Ontra’s talent pool of lawyers are on the lookout for a similar challenge, eager to embrace an alternative path where one did not previously exist. The firm taps into only senior law professionals who may have decided to opt out of the partnership track or may not aspire to be general counsel at a large MNC. Flexibility ranks high among the benefits Ontra offers. Lawyers can work 15 to 20 hours a week, from a location of their choosing, so long as they remain responsive.

Building an inexpensive, effective model

Another source of cost saving is the lack of overheads with no offices to clock up millions in rentals. Crandall said, “Savings are derived from a mix of technology, lower overheads, and a more efficient process. One of the first things we figure out is how a client’s processes can be streamlined. We ensure the overall start-to-finish experience requires less time.”

According to Ontra’s estimates, its clients could save anywhere between 70% to 90% on legal expenses. Crandall said, “We are not keeping the prices down by outsourcing it to an army of paralegals, a back-office, or first year associates. Our system represents cost savings while getting better results.”

He anticipates Ontra doubling or tripling its Asia operations in a 18-month time frame. Expanding to Korea and mainland China and deploying a modified variant of its model for emerging economies, top its list of priorities for 2022 and beyond.


To hear more about how frictionless dealmaking can benefit mid-market firms, please sign up for our next webinar, sponsored by Ontra scheduled for November 30 at 10:30 am SGT

Singapore Reporter/s

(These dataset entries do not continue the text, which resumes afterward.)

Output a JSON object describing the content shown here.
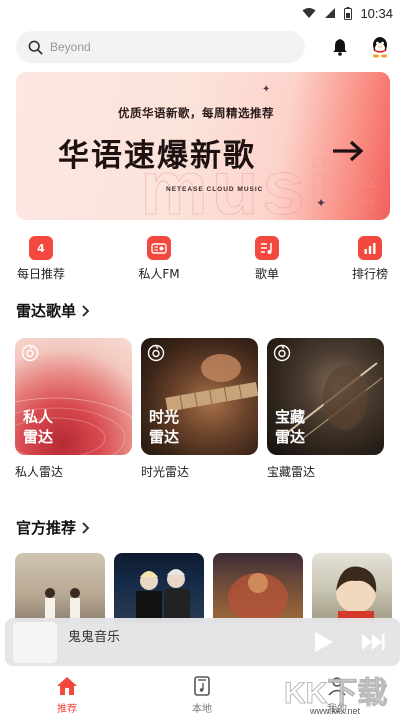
{
  "status_bar": {
    "time": "10:34"
  },
  "search": {
    "placeholder": "Beyond"
  },
  "banner": {
    "subtitle": "优质华语新歌，每周精选推荐",
    "title": "华语速爆新歌",
    "brand": "NETEASE CLOUD MUSIC",
    "watermark": "music"
  },
  "quick_actions": [
    {
      "label": "每日推荐",
      "icon": "calendar-icon",
      "date": "4"
    },
    {
      "label": "私人FM",
      "icon": "radio-icon"
    },
    {
      "label": "歌单",
      "icon": "playlist-icon"
    },
    {
      "label": "排行榜",
      "icon": "chart-icon"
    }
  ],
  "radar": {
    "title": "雷达歌单",
    "cards": [
      {
        "cover_label": "私人雷达",
        "name": "私人雷达"
      },
      {
        "cover_label": "时光雷达",
        "name": "时光雷达"
      },
      {
        "cover_label": "宝藏雷达",
        "name": "宝藏雷达"
      }
    ]
  },
  "official": {
    "title": "官方推荐"
  },
  "player": {
    "song": "鬼鬼音乐"
  },
  "tabs": [
    {
      "label": "推荐",
      "active": true
    },
    {
      "label": "本地",
      "active": false
    },
    {
      "label": "我的",
      "active": false
    }
  ],
  "watermark": {
    "text": "KK下载",
    "url": "www.kkx.net"
  },
  "colors": {
    "accent": "#f2483e",
    "search_bg": "#f1f2f4"
  }
}
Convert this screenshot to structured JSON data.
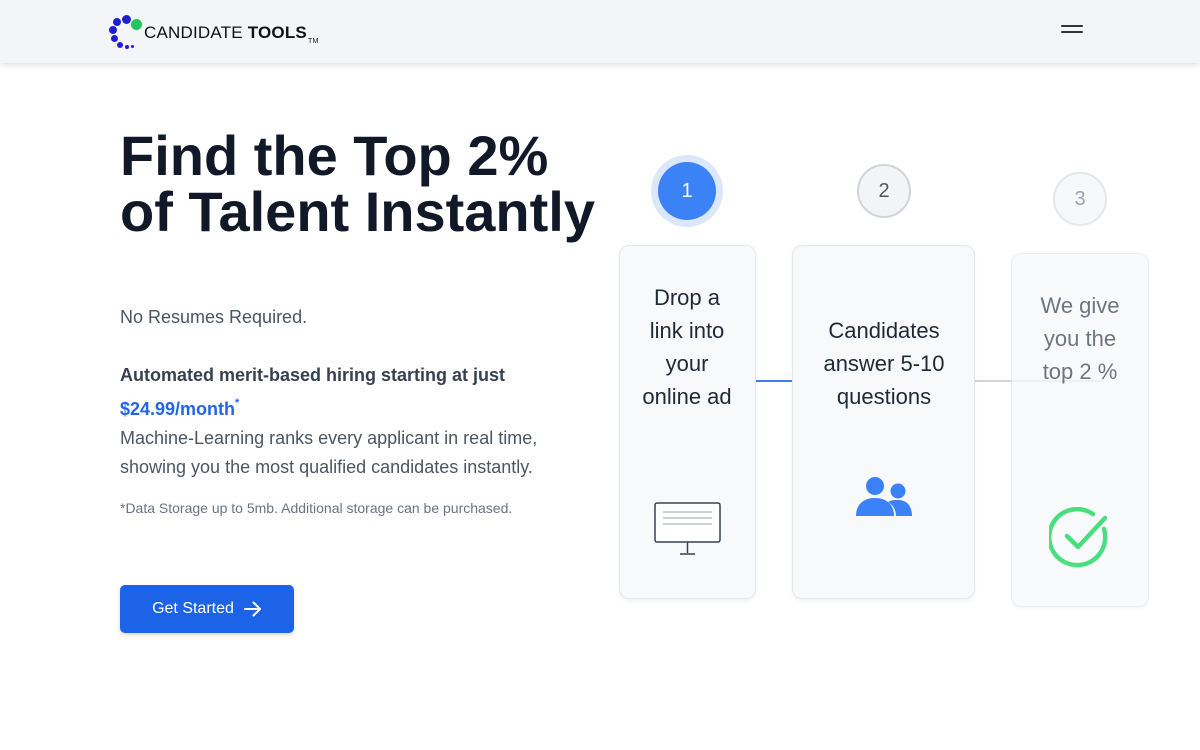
{
  "header": {
    "logo_brand": "CANDIDATE",
    "logo_brand_bold": "TOOLS",
    "logo_tm": "TM",
    "logo_colors": [
      "#1f1fd1",
      "#22c55e"
    ],
    "menu_icon": "hamburger-menu-icon"
  },
  "hero": {
    "title": "Find the Top 2% of Talent Instantly",
    "subtitle": "No Resumes Required.",
    "promo_text": "Automated merit-based hiring starting at just",
    "price": "$24.99/month",
    "price_marker": "*",
    "description": "Machine-Learning ranks every applicant in real time, showing you the most qualified candidates instantly.",
    "footnote": "*Data Storage up to 5mb. Additional storage can be purchased.",
    "cta_label": "Get Started",
    "cta_icon": "arrow-right-icon"
  },
  "steps": [
    {
      "number": "1",
      "text": "Drop a link into your online ad",
      "icon": "monitor-icon",
      "active": true
    },
    {
      "number": "2",
      "text": "Candidates answer 5-10 questions",
      "icon": "users-icon",
      "active": false
    },
    {
      "number": "3",
      "text": "We give you the top 2 %",
      "icon": "check-circle-icon",
      "active": false
    }
  ],
  "colors": {
    "accent": "#2563eb",
    "step_active": "#3b82f6",
    "check_green": "#4ade80",
    "header_bg": "#f3f5f9"
  }
}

In Singapore, we are looking to double our reporting team by this year-end to comprehensively cover the fast-moving world of funded startups and VC, PE & M&A deals. We want reporters who can tell our readers what is really happening in these sectors and why it matters to markets, companies and consumers. The ability to write precisely and urgently is crucial for these roles. Ideal candidates must have to ability to work in a collaborative, dynamic, and fast-changing environment. We want our new hires to be digitally savvy and ready to experiment with new forms of storytelling. Most importantly, we are looking for hard-hitting reporters who work well in a team. Collaboration and collegiality are a must.

Following vacancies can be applied for (only in Singapore).

Following vacancies can be applied for (only in Singapore).   

  • A reporter to track companies/startups that have raised private capital, and have the potential to become unicorns. SEA currently has over 40 companies with a valuation of over $100 million and under $1 billion.
  • A reporter who can get behind the scenes and reveal how funding rounds are put together, or why they’ve failed to materialise. She/he in this role will largely focus on long-format stories. 
  • A journalist to track special situations funds, distressed debt and private credit (from the PE angle) across Asia.

Singapore Reporter/s

In Singapore, we are looking to double our reporting team by this year-end to comprehensively cover the fast-moving world of funded startups and VC, PE & M&A deals. We want reporters who can tell our readers what is really happening in these sectors and why it matters to markets, companies and consumers. The ability to write precisely and urgently is crucial for these roles. Ideal candidates must have to ability to work in a collaborative, dynamic, and fast-changing environment. We want our new hires to be digitally savvy and ready to experiment with new forms of storytelling. Most importantly, we are looking for hard-hitting reporters who work well in a team. Collaboration and collegiality are a must.

Following vacancies can be applied for (only in Singapore).

Following vacancies can be applied for (only in Singapore).   

  • A reporter to track companies/startups that have raised private capital, and have the potential to become unicorns. SEA currently has over 40 companies with a valuation of over $100 million and under $1 billion.
  • A reporter who can get behind the scenes and reveal how funding rounds are put together, or why they’ve failed to materialise. She/he in this role will largely focus on long-format stories. 
  • A journalist to track special situations funds, distressed debt and private credit (from the PE angle) across Asia.